"Why do we have to carry so much water?" she shouted to interrupt him. She spoke Sindarin. It seemed the only way get a better grasp of the language.
"Did you not hear when our host explained that there is no safe source of water between here and the western edge of the forest?" he asked, speaking over his shoulder.
"I must have been somewhere else when he mentioned it," she said, flushing.
"No. You were right beside me. I am certain of it," Inglor insisted.
"Well, maybe I wasn't paying attention," said Haleth. She had found the forest stuffy before. Now it was becoming stifling.
Inglor considered. "You were sharpening your knife at the time," he finally said.
Haleth grunted and didn't comment. The knife seemed like a pretty good idea, now that he mentioned it. Except that she'd have to lift her arm to reach it and her shoulders were starting to ache. She had to content herself with pulling the strap of the water skins off of her shoulders.
"I can carry those if the burden is too heavy," said Inglor.
Haleth glared at the back of his head. How had he seen that? He was facing the other way.
"I'm fine," she growled. "What was all this about no safe water?"
"The forest has fallen under the Shadow these past decades," said Inglor.
Well, that certainly cleared things up. It was a forest. There were shadows all over the place. It went hand in hand with being in a forest.
There was something more than the ordinary gloom to these woods, though. There was an oppressive, almost stifling quality to the air. It wasn't made any better by having to carry two large water skins.
"I guess that would explain why things are so dark," she said.
"It is not just the dark. There are unspeakable horrors in these woods," he said.
"Oh?" Haleth asked. She looked upwards. A large, black squirrel was sitting on an overhead branch, holding a pinecone. It threw the pinecone at Haleth the moment it noticed her looking at it.
"Hey!" she cried. She bent to pick up the cone and throw it back at the squirrel, but in her hurry she overbalanced. She had a brief vision of herself lying on her back like a turtle, unable to get up, at the mercy of any passing black squirrel who chose to use her for target practice.

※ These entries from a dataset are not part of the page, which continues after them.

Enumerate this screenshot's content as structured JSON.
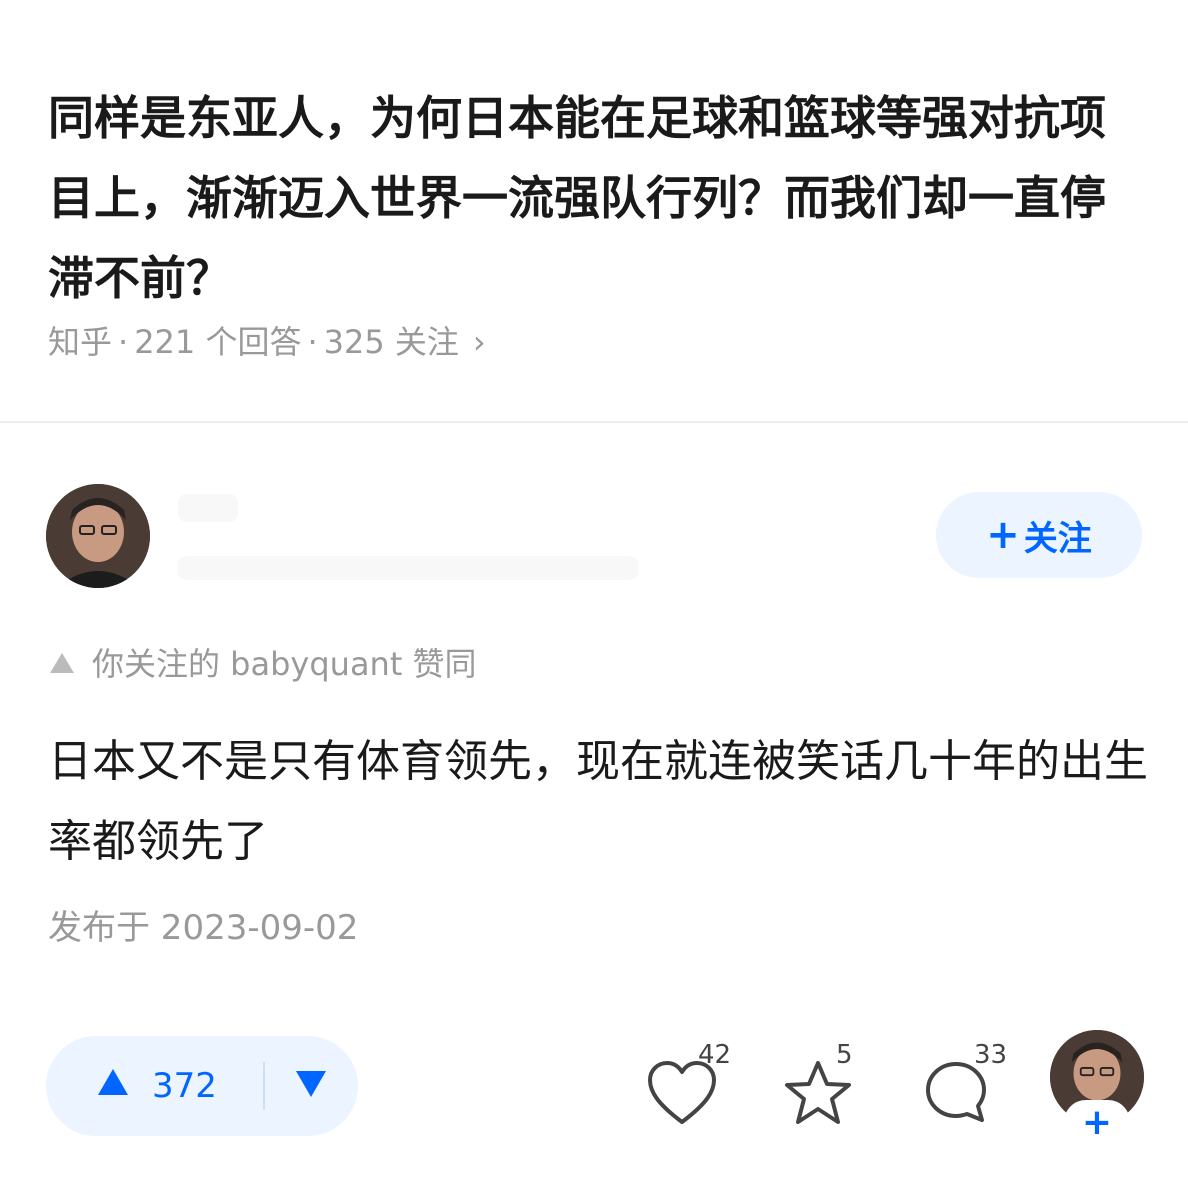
{
  "question": {
    "title": "同样是东亚人，为何日本能在足球和篮球等强对抗项目上，渐渐迈入世界一流强队行列？而我们却一直停滞不前？",
    "meta": {
      "source": "知乎",
      "answers": "221 个回答",
      "followers": "325 关注",
      "separator": "·",
      "chevron": "›"
    }
  },
  "author": {
    "follow_label": "关注",
    "follow_plus": "+"
  },
  "vote_hint": {
    "text": "你关注的 babyquant 赞同"
  },
  "answer": {
    "content": "日本又不是只有体育领先，现在就连被笑话几十年的出生率都领先了",
    "published": "发布于 2023-09-02"
  },
  "actions": {
    "upvotes": "372",
    "likes": "42",
    "favorites": "5",
    "comments": "33",
    "avatar_plus": "+"
  },
  "colors": {
    "accent": "#0066ff",
    "accent_bg": "#ebf4ff",
    "muted": "#999999"
  }
}
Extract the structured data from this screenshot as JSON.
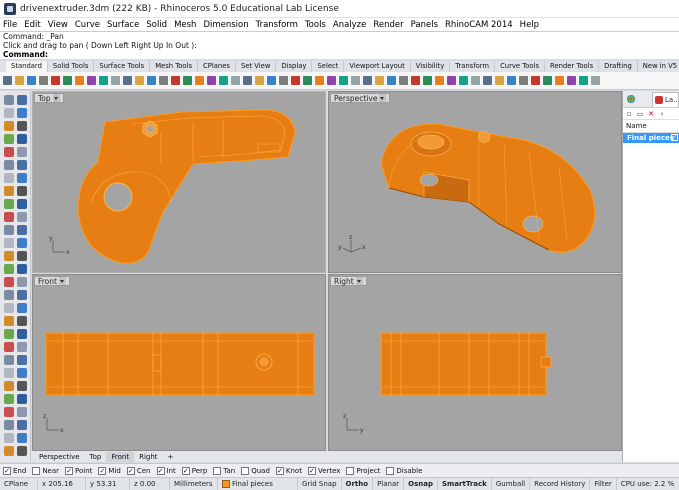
{
  "window": {
    "title": "drivenextruder.3dm (222 KB) - Rhinoceros 5.0 Educational Lab License"
  },
  "menu": {
    "items": [
      "File",
      "Edit",
      "View",
      "Curve",
      "Surface",
      "Solid",
      "Mesh",
      "Dimension",
      "Transform",
      "Tools",
      "Analyze",
      "Render",
      "Panels",
      "RhinoCAM 2014",
      "Help"
    ]
  },
  "command": {
    "history_1": "Command: _Pan",
    "history_2": "Click and drag to pan ( Down  Left  Right  Up  In  Out ):",
    "prompt": "Command:",
    "value": ""
  },
  "toolbar_tabs": [
    "Standard",
    "Solid Tools",
    "Surface Tools",
    "Mesh Tools",
    "CPlanes",
    "Set View",
    "Display",
    "Select",
    "Viewport Layout",
    "Visibility",
    "Transform",
    "Curve Tools",
    "Render Tools",
    "Drafting",
    "New in V5",
    "RhinoThemes"
  ],
  "toolbar_icons": [
    "new-icon",
    "open-icon",
    "save-icon",
    "print-icon",
    "import-icon",
    "cut-icon",
    "copy-icon",
    "paste-icon",
    "undo-icon",
    "redo-icon",
    "pan-icon",
    "rotate-icon",
    "zoom-icon",
    "zoom-window-icon",
    "zoom-extents-icon",
    "zoom-selected-icon",
    "four-view-icon",
    "wireframe-icon",
    "shaded-icon",
    "rendered-icon",
    "ghosted-icon",
    "xray-icon",
    "select-icon",
    "point-icon",
    "curve-icon",
    "surface-icon",
    "solid-icon",
    "mesh-icon",
    "transform-icon",
    "layer-icon",
    "properties-icon",
    "light-icon",
    "material-icon",
    "render-icon",
    "help-icon",
    "options-icon",
    "color-icon",
    "dims-icon",
    "analyze-icon",
    "snap-icon",
    "grid-icon",
    "ortho-icon",
    "history-icon",
    "gumball-icon",
    "record-icon",
    "extra-icon",
    "extra2-icon",
    "extra3-icon",
    "extra4-icon",
    "extra5-icon"
  ],
  "viewports": {
    "top": "Top",
    "perspective": "Perspective",
    "front": "Front",
    "right": "Right"
  },
  "axis": {
    "x": "x",
    "y": "y",
    "z": "z"
  },
  "viewport_tabs": [
    "Perspective",
    "Top",
    "Front",
    "Right"
  ],
  "viewport_tab_add": "+",
  "right_panel": {
    "tab_layers": "La...",
    "column_name": "Name",
    "layer_name": "Final pieces",
    "layer_check": "✓"
  },
  "osnaps": [
    {
      "label": "End",
      "checked": true
    },
    {
      "label": "Near",
      "checked": false
    },
    {
      "label": "Point",
      "checked": true
    },
    {
      "label": "Mid",
      "checked": true
    },
    {
      "label": "Cen",
      "checked": true
    },
    {
      "label": "Int",
      "checked": true
    },
    {
      "label": "Perp",
      "checked": true
    },
    {
      "label": "Tan",
      "checked": false
    },
    {
      "label": "Quad",
      "checked": false
    },
    {
      "label": "Knot",
      "checked": true
    },
    {
      "label": "Vertex",
      "checked": true
    },
    {
      "label": "Project",
      "checked": false
    },
    {
      "label": "Disable",
      "checked": false
    }
  ],
  "status": {
    "cplane": "CPlane",
    "x": "x 205.16",
    "y": "y 53.31",
    "z": "z 0.00",
    "units": "Millimeters",
    "layer": "Final pieces",
    "grid_snap": "Grid Snap",
    "ortho": "Ortho",
    "planar": "Planar",
    "osnap": "Osnap",
    "smarttrack": "SmartTrack",
    "gumball": "Gumball",
    "record_history": "Record History",
    "filter": "Filter",
    "cpu": "CPU use: 2.2 %"
  },
  "colors": {
    "part_fill": "#e67e14",
    "part_edge": "#ff8c00",
    "viewport_bg": "#a4a4a4",
    "layer_highlight": "#3399ff"
  }
}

A strong hand grasped her by the arm and helped her back onto her feet.
"It is best to ignore the black squirrels. They are little but pests," said Inglor gravely.

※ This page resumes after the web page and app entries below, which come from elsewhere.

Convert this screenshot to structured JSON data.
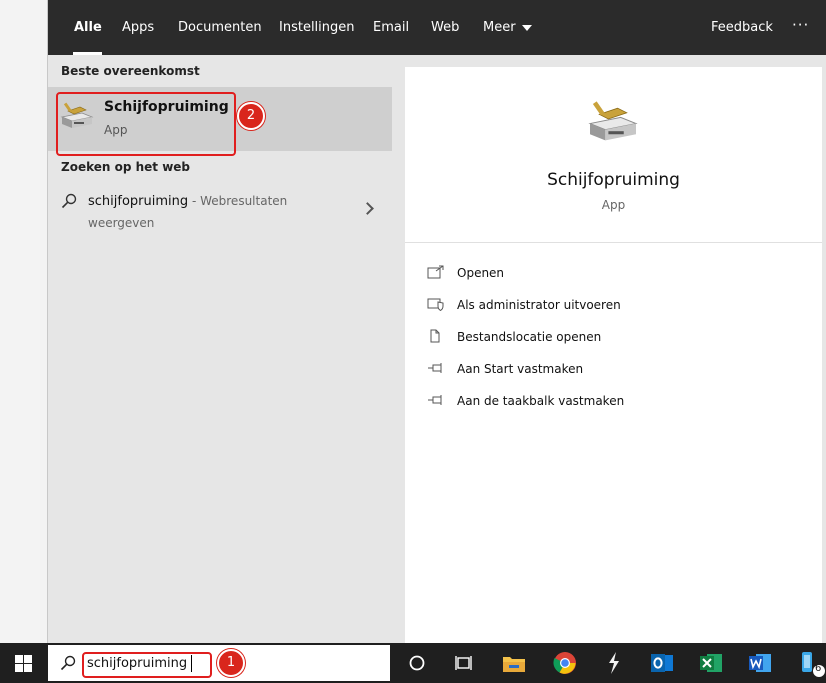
{
  "nav": {
    "tabs": [
      {
        "label": "Alle"
      },
      {
        "label": "Apps"
      },
      {
        "label": "Documenten"
      },
      {
        "label": "Instellingen"
      },
      {
        "label": "Email"
      },
      {
        "label": "Web"
      },
      {
        "label": "Meer"
      }
    ],
    "active_tab": "Alle",
    "feedback_label": "Feedback",
    "more_options": "···"
  },
  "results": {
    "best_match_header": "Beste overeenkomst",
    "best_match": {
      "title": "Schijfopruiming",
      "subtitle": "App",
      "icon": "disk-cleanup-icon"
    },
    "web_header": "Zoeken op het web",
    "web_item": {
      "query": "schijfopruiming",
      "suffix": " - Webresultaten",
      "line2": "weergeven",
      "icon": "search-icon"
    }
  },
  "preview": {
    "title": "Schijfopruiming",
    "subtitle": "App",
    "actions": [
      {
        "label": "Openen",
        "icon": "open-icon"
      },
      {
        "label": "Als administrator uitvoeren",
        "icon": "admin-shield-icon"
      },
      {
        "label": "Bestandslocatie openen",
        "icon": "file-location-icon"
      },
      {
        "label": "Aan Start vastmaken",
        "icon": "pin-icon"
      },
      {
        "label": "Aan de taakbalk vastmaken",
        "icon": "pin-icon"
      }
    ]
  },
  "taskbar": {
    "search_value": "schijfopruiming",
    "icons": [
      "windows-start-icon",
      "cortana-icon",
      "task-view-icon",
      "file-explorer-icon",
      "chrome-icon",
      "app-bolt-icon",
      "outlook-icon",
      "excel-icon",
      "word-icon",
      "phone-icon"
    ],
    "partial_badge": "6"
  },
  "annotations": {
    "badge_1": "1",
    "badge_2": "2",
    "color": "#e01e1e"
  },
  "colors": {
    "topbar": "#2b2b2b",
    "highlight": "#cfcfcf",
    "panel": "#e6e6e6",
    "taskbar": "#1f1f1f"
  }
}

"That pest just hit me with a pinecone," she sputtered.
"Then they are pests with unusually good aim," said Inglor calmly.
"Two or three of them would make a passing dinner," she said, glaring into the tree branches. The squirrel, sensing her hostility, chattered at her.
"No. Our hosts say they are lightning quick; too fast, almost, for their arrows. And even if you could bring one down, the meat is far too bitter to eat. It is far better to leave them alone."
Haleth glared at the back of Inglor's head, seething. Were all elves this insulting? She was beginning to wonder if some of the things she had heard about them were true, that they were demeaning and overbearing as a matter of course. Inglor did not seem to even realize he had insulted her. He walked nonchalantly along, making light of his burden even though he was carrying five skins to Haleth's two. She wished she had managed to pick up that pinecone. There might not have been any use throwing it at the squirrel, but she had found a more deserving target.
She stomped after him in stormy silence, willing herself to be calm.
Just when she had reached the point where she didn't want to throttle him, he began to sing the rowing song.